My name is Corne Eksteen

I´m a visual artist from South Africa

Why did you become an artist?

I’m of the opinion that the need to create is the most fundamental, purest and highest of all human endeavours. Art is a calling and I heeded that call. Visual art today is a multi-disciplinary field, it has engrained in it all the humanities that I’ve always been interested in. One can’t truly be an artist without learning about and understanding Religion, Sociology, History, Philosophy, Language and Culture. As such it grants me a life of constant discovery, study and creation.

How did you get into art? How did it all start?

I’ve always been intensely interested in images. From as far back as I can remember, I was drawing, consuming books with images, magazines and pinned to what was then, very experimental television also known as pop music videos. I fell in love with the ability of images to tell stories and have always considered it a language all on its own. It wasn’t till I got to High School that I became aware of the “Art World” and the possibility that it could be a career. Having grown up in a very isolated rural area of South Africa, my first exposure to modern painting came as I was allowed to access the art history section of the local public library. We were not allowed access to these books up to a certain age, as they contained nudity. It was on that day that I went home with books on Diego Velázquez, Victor Vasarely and Roy Lichtenstein to tell my parents that I was to be an artist. They reluctantly had to let go of their dreams of having a Chartered Accountant or Pastor. In the 1980s it was also considered the most subversive and rebellious career choice one could make as it meant that most likely, you were getting ready to take on the establishment. Five years later, at the age of 19, I was admitted to the University of Pretoria Visual Arts Facility and the rest is history.

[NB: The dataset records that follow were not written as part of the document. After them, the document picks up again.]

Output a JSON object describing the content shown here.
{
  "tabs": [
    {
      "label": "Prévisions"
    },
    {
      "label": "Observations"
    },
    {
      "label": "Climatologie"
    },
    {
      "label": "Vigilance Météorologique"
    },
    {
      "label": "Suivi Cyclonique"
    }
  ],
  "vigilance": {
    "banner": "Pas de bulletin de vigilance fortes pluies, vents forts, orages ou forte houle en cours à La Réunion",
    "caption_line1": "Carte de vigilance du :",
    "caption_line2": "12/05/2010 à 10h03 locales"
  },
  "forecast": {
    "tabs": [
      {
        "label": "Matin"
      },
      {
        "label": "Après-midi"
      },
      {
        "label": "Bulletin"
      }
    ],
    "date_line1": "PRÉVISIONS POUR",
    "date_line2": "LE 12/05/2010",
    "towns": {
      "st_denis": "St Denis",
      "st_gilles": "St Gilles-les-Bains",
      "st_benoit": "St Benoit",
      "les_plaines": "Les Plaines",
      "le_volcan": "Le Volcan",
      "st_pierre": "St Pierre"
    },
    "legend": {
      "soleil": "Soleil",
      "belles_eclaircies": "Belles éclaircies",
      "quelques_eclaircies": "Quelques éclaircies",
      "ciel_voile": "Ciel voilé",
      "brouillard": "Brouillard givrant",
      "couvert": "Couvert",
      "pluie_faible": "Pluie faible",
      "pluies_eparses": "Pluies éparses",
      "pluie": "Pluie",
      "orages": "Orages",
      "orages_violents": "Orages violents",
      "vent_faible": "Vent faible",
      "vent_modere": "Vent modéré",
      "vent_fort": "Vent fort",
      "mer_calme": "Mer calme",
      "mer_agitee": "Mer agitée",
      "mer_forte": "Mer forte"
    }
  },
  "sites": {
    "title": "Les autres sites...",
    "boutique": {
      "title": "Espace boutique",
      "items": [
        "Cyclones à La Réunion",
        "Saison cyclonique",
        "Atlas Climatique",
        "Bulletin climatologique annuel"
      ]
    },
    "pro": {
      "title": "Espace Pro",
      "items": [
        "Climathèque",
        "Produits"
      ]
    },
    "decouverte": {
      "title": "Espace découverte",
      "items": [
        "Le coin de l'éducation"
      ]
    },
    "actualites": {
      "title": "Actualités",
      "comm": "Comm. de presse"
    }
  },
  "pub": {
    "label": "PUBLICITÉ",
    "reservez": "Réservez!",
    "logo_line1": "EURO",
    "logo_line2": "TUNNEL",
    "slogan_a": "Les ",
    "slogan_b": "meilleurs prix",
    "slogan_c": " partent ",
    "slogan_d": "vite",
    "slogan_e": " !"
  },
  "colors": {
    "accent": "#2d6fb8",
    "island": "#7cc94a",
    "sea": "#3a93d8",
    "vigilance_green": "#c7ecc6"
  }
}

What was the highlight in your art career so far?

There’s been many milestones and achievements which each held a profound sense of accomplishment. I can’t pinpoint one and call it a highlight. Most of the time the real highlights in my life happen while I am alone, slaving away in the studio and when, in a spectacular moment, a painting, like magic, comes together and makes me gasp for air! Those are the moments I treasure and celebrate.

If you were not an artist - what would be your profession, what was your childhood dream if not being an artist?

I would definitely have ended up in an art, design or music related field. As a young teenager I wanted to produce Pop videos (good thing I didn’t pursue that - since MTV is dead) and there was a small moment where I wanted to be a Sound Engineer.

Who or what has inspired you most in your life?

In one word “Otherness.”
I discovered at a very young age that being different, an outsider, not fitting into mainstream norms and culture, has immense power. I draw on that energy every day.

Which person outside art do you admire? And for what?

David Lynch. His creative oeuvre covers such a vast number of disciplines and his ability to create anything from film to music while still remaining truly original is astounding. He’s been responsible for some of my favourite moments in cinematography and television. Lynch has also been a major influence in how I conceptually approach painting.

Which 5 things would you take with you to a desert island?

No! I would never go to a desert island! Thank you, I’d rather stay in my studio and get on with what I’m supposed to do.

Which three people you would like to have for an evening at your dinner table?

Gerhard Richter, Martin L. Gore and Plato

What would you regret at the end of your life not having done?

I would regret it if I didn’t contribute, even in the smallest way, to a contemporary or new African art narrative which could help put Africa centre stage in the world art scene.

What is the best work of art ever in your opinion and why?

Francis Bacon - Triptych, 1976
Bacon’s ability to transcend time while referencing Greek mythology and presenting the viewer with an oddly personal experience of his own tragedy is something that has always held appeal with me. The work is as fresh and relevant today as it was 40 years ago. His use of flat colour plains is also something that is central to my own work and visual language, thus making me feel an intense sense of connection with his work generally.

If you had the chance for a 1-year art residency which country would you choose and why?

Germany (Berlin)
I’ve travelled extensively and found the art scene in Berlin fascinating. It’s truly a boiling pot of cultures and ideas. The diversity of artists with different nationalities and artistic styles in the city is awe inspiring! If I could be anywhere it would be where the next chapter in world art history is being written.

How do you spend your time if you are not creating art – which other passions do you have?

I’m an obsessive music collector and is the proud owner of an extensive music collection. I’m currently riding the wave of the vinyl revival, often spending hours hunting down releases on vinyl that I previously only owned on CD.
My partner and I are also avid travellers and we are known to take up to 7 weeks at a time to travel though a certain part of the world. Our next planned trip is an in-depth 6 week exploration of India, Sri Lanka & Nepal.

My message to the world

This is the primary reason I paint. Colours are my words, brushes my microphone, canvas my amplifier. My paintings are my message to the world, they are flashing slogans, arias of song, headlines in bold print, pages of poetry and public confessions. They say everything I’ve ever wanted to say from many angles, from different perspectives, in many dialects. They talk about us, they speak my truth and beckons you to find yours.

Get in touch with me